Try it:
Would you please output the records exactly as they appear below?

Data supplied:
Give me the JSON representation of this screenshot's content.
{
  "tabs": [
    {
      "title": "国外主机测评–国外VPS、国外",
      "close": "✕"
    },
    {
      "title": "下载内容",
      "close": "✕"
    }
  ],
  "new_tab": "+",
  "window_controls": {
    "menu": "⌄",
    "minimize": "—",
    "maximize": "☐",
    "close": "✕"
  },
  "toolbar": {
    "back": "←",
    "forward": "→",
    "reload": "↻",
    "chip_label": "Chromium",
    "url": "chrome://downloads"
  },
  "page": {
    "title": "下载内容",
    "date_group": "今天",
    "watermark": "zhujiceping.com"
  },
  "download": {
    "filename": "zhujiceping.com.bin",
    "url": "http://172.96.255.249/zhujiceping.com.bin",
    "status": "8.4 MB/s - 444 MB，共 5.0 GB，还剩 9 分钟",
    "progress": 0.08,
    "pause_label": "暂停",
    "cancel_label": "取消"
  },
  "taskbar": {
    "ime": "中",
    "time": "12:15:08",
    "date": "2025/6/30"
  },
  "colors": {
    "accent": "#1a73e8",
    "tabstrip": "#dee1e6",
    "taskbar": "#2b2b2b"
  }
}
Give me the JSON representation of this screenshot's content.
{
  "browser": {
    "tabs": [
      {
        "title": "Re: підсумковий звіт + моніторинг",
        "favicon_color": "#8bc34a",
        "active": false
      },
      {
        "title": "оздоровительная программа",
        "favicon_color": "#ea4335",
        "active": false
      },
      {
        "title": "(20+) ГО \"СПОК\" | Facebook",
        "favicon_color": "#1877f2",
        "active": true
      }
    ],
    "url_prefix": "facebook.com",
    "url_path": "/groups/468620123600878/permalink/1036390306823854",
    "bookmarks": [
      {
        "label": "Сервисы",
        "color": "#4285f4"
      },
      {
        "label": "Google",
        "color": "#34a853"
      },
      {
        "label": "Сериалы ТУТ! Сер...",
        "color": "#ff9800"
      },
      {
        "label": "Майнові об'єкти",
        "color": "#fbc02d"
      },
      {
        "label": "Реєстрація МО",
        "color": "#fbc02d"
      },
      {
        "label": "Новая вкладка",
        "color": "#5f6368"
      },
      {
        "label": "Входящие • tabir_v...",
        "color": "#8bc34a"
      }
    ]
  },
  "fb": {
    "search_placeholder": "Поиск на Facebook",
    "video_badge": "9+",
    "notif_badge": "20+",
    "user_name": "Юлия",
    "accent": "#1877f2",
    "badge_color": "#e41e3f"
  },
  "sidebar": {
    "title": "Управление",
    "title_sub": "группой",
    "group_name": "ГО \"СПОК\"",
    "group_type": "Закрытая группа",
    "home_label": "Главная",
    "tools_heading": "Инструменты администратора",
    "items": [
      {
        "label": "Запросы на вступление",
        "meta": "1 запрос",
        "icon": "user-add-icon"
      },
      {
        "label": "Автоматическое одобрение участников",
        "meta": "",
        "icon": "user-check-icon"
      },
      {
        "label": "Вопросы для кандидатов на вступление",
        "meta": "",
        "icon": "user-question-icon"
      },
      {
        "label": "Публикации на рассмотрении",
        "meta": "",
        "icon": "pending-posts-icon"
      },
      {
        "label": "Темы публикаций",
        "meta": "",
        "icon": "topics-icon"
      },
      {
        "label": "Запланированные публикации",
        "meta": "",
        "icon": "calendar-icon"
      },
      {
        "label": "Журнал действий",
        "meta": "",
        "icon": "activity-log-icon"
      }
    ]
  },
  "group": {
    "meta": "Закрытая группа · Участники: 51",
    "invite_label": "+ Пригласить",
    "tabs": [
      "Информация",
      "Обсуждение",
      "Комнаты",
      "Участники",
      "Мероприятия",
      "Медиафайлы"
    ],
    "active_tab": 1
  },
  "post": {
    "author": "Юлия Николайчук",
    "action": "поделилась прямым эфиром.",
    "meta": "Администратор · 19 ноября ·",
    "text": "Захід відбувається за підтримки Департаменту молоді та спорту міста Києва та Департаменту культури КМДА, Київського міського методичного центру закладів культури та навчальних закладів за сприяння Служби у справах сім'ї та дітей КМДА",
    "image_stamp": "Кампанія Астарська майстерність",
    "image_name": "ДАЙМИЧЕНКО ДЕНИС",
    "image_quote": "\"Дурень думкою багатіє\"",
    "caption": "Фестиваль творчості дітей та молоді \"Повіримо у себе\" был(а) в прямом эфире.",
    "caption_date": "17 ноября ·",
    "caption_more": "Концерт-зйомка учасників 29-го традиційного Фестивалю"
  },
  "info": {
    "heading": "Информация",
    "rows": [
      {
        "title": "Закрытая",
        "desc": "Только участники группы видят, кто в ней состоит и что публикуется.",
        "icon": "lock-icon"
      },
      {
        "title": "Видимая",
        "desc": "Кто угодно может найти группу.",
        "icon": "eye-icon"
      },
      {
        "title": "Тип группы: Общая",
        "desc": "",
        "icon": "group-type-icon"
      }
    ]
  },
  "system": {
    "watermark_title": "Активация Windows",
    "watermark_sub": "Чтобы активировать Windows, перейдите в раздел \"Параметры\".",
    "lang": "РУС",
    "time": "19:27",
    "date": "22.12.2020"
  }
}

Exercise response:
Give me the JSON representation of this screenshot's content.
{
  "tabs": [
    {
      "title": "国外主机测评–国外VPS、国外",
      "close": "✕"
    },
    {
      "title": "下载内容",
      "close": "✕"
    }
  ],
  "new_tab": "+",
  "window_controls": {
    "menu": "⌄",
    "minimize": "—",
    "maximize": "☐",
    "close": "✕"
  },
  "toolbar": {
    "back": "←",
    "forward": "→",
    "reload": "↻",
    "chip_label": "Chromium",
    "url": "chrome://downloads"
  },
  "page": {
    "title": "下载内容",
    "date_group": "今天",
    "watermark": "zhujiceping.com"
  },
  "download": {
    "filename": "zhujiceping.com.bin",
    "url": "http://172.96.255.249/zhujiceping.com.bin",
    "status": "8.4 MB/s - 444 MB，共 5.0 GB，还剩 9 分钟",
    "progress": 0.08,
    "pause_label": "暂停",
    "cancel_label": "取消"
  },
  "taskbar": {
    "ime": "中",
    "time": "12:15:08",
    "date": "2025/6/30"
  },
  "colors": {
    "accent": "#1a73e8",
    "tabstrip": "#dee1e6",
    "taskbar": "#2b2b2b"
  }
}
Give me the JSON representation of this screenshot's content.
{
  "browser": {
    "tabs": [
      {
        "title": "Re: підсумковий звіт + моніторинг",
        "favicon_color": "#8bc34a",
        "active": false
      },
      {
        "title": "оздоровительная программа",
        "favicon_color": "#ea4335",
        "active": false
      },
      {
        "title": "(20+) ГО \"СПОК\" | Facebook",
        "favicon_color": "#1877f2",
        "active": true
      }
    ],
    "url_prefix": "facebook.com",
    "url_path": "/groups/468620123600878/permalink/1036390306823854",
    "bookmarks": [
      {
        "label": "Сервисы",
        "color": "#4285f4"
      },
      {
        "label": "Google",
        "color": "#34a853"
      },
      {
        "label": "Сериалы ТУТ! Сер...",
        "color": "#ff9800"
      },
      {
        "label": "Майнові об'єкти",
        "color": "#fbc02d"
      },
      {
        "label": "Реєстрація МО",
        "color": "#fbc02d"
      },
      {
        "label": "Новая вкладка",
        "color": "#5f6368"
      },
      {
        "label": "Входящие • tabir_v...",
        "color": "#8bc34a"
      }
    ]
  },
  "fb": {
    "search_placeholder": "Поиск на Facebook",
    "video_badge": "9+",
    "notif_badge": "20+",
    "user_name": "Юлия",
    "accent": "#1877f2",
    "badge_color": "#e41e3f"
  },
  "sidebar": {
    "title": "Управление",
    "title_sub": "группой",
    "group_name": "ГО \"СПОК\"",
    "group_type": "Закрытая группа",
    "home_label": "Главная",
    "tools_heading": "Инструменты администратора",
    "items": [
      {
        "label": "Запросы на вступление",
        "meta": "1 запрос",
        "icon": "user-add-icon"
      },
      {
        "label": "Автоматическое одобрение участников",
        "meta": "",
        "icon": "user-check-icon"
      },
      {
        "label": "Вопросы для кандидатов на вступление",
        "meta": "",
        "icon": "user-question-icon"
      },
      {
        "label": "Публикации на рассмотрении",
        "meta": "",
        "icon": "pending-posts-icon"
      },
      {
        "label": "Темы публикаций",
        "meta": "",
        "icon": "topics-icon"
      },
      {
        "label": "Запланированные публикации",
        "meta": "",
        "icon": "calendar-icon"
      },
      {
        "label": "Журнал действий",
        "meta": "",
        "icon": "activity-log-icon"
      }
    ]
  },
  "group": {
    "meta": "Закрытая группа · Участники: 51",
    "invite_label": "+ Пригласить",
    "tabs": [
      "Информация",
      "Обсуждение",
      "Комнаты",
      "Участники",
      "Мероприятия",
      "Медиафайлы"
    ],
    "active_tab": 1
  },
  "post": {
    "author": "Юлия Николайчук",
    "action": "поделилась прямым эфиром.",
    "meta": "Администратор · 19 ноября ·",
    "text": "Захід відбувається за підтримки Департаменту молоді та спорту міста Києва та Департаменту культури КМДА, Київського міського методичного центру закладів культури та навчальних закладів за сприяння Служби у справах сім'ї та дітей КМДА",
    "image_stamp": "Кампанія Астарська майстерність",
    "image_name": "ДАЙМИЧЕНКО ДЕНИС",
    "image_quote": "\"Дурень думкою багатіє\"",
    "caption": "Фестиваль творчості дітей та молоді \"Повіримо у себе\" был(а) в прямом эфире.",
    "caption_date": "17 ноября ·",
    "caption_more": "Концерт-зйомка учасників 29-го традиційного Фестивалю"
  },
  "info": {
    "heading": "Информация",
    "rows": [
      {
        "title": "Закрытая",
        "desc": "Только участники группы видят, кто в ней состоит и что публикуется.",
        "icon": "lock-icon"
      },
      {
        "title": "Видимая",
        "desc": "Кто угодно может найти группу.",
        "icon": "eye-icon"
      },
      {
        "title": "Тип группы: Общая",
        "desc": "",
        "icon": "group-type-icon"
      }
    ]
  },
  "system": {
    "watermark_title": "Активация Windows",
    "watermark_sub": "Чтобы активировать Windows, перейдите в раздел \"Параметры\".",
    "lang": "РУС",
    "time": "19:27",
    "date": "22.12.2020"
  }
}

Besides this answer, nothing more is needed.